Stephen. Stephen Conrad. She had seen him onstage from the fourth row and it seemed like a dream—it all went by so quickly. She sang along with every word of every song, soaking up every bit of the experience. She had stretched out her hands to the stage to be nearer to him but knew that she needed only to wait: fate had arranged for them to meet, and that meeting was only minutes away.
She wanted to tell Austin. She wanted him to know that she was special. The arena had been full of thousands of screaming fans tonight, but Amanda was different. She wanted to tell him that, but how would it sound? Every teenage girl felt that way… but tonight she and Stephen would meet, and everything would change.
She sat back in her seat and opened her bag to get a tissue. As she rifled through the contents with her right hand she carefully laid her left hand over the top of the purse to keep the others from seeing inside, and when she found the small plastic pouch she pulled a tissue out quickly, deftly pulling the strap to cinch the opening with a single smooth motion. As she blotted the corners of her eyes, she noticed Julie looking in her own purse, and Amanda caught a glimpse of a strange-looking device inside, occupying most of the bag's small volume.
Amanda looked up at Julie with a quizzical look on her face, but Julie was already starting to talk. "I don't listen to the radio," she said condescendingly, without turning to look at either of them. She grasped her badge and held it up. "My dad bought me this for my fifteenth birthday, which is next week."

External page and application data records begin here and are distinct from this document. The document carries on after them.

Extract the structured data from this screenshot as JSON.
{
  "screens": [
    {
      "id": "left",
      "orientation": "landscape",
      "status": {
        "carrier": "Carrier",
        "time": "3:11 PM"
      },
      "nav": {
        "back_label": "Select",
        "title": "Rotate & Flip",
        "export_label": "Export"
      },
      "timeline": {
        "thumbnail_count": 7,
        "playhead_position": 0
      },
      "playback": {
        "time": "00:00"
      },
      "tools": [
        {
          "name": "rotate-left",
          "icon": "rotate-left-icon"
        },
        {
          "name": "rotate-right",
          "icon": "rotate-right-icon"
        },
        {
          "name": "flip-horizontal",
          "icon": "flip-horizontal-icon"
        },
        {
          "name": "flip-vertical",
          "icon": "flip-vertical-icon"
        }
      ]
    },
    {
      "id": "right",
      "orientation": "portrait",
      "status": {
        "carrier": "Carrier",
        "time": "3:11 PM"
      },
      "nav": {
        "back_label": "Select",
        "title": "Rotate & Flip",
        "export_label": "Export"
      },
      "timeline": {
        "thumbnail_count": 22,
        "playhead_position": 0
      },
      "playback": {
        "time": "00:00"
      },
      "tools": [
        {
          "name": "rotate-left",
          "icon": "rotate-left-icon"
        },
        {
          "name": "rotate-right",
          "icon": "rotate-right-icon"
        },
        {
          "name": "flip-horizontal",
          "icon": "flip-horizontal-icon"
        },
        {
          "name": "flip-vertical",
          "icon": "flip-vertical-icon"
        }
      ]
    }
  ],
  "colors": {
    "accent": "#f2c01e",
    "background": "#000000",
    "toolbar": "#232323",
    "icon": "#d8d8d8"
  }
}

Austin leaned forward to look at the badge, which was identical to his and Amanda's. "I didn't know you could just buy them."
The smirk returned to Julie's face, much more obvious now than before. "Anything is for sale when you have enough money."
"What does your dad do?" Amanda asked, realizing now that the purse was probably not a knock-off. Knowing that she had bought her way in somehow made Julie seem so much less of a true fan. For Amanda, it was destiny. For Julie, it was just another soulless purchase.
"He's the CEO of Mortech, the leading manufacturer of death predictors," she replied with a mixture of condescension and pride. "You know, it was a Mortech machine that Stephen used at Tim's Broken Cup."
Amanda's eyes widened and she could feel her pulse speed up a little. She wasn't sure what to say and was relieved when Austin spoke instead.
"Whoa… so what do you think will happen to him? Do you think he'll die onstage sometime? I mean, his slip says ROCK AND ROLL, right? How else could it happen?"
Julie sneered a little. "Or drugs. That's how most rockers die, you know."
Austin looked confused. "But his slip doesn't say DRUGS…"
"Drugs and rock and roll are practically the same thing. It's the rock-and-roll lifestyle."
Amanda felt insulted. Stephen didn't do drugs… She had read in a magazine interview that Stephen hated drugs and alcohol. He didn't need them to be happy, the article had said, because playing his music gave him all the happiness he needed.
Austin seemed to have been following some other train of thought. "Do you think he'll have his prediction slip with him? You think he'll show it to us?"
- On Sale
- Jul 16, 2013
- Page Count
- 464 pages
- Grand Central Publishing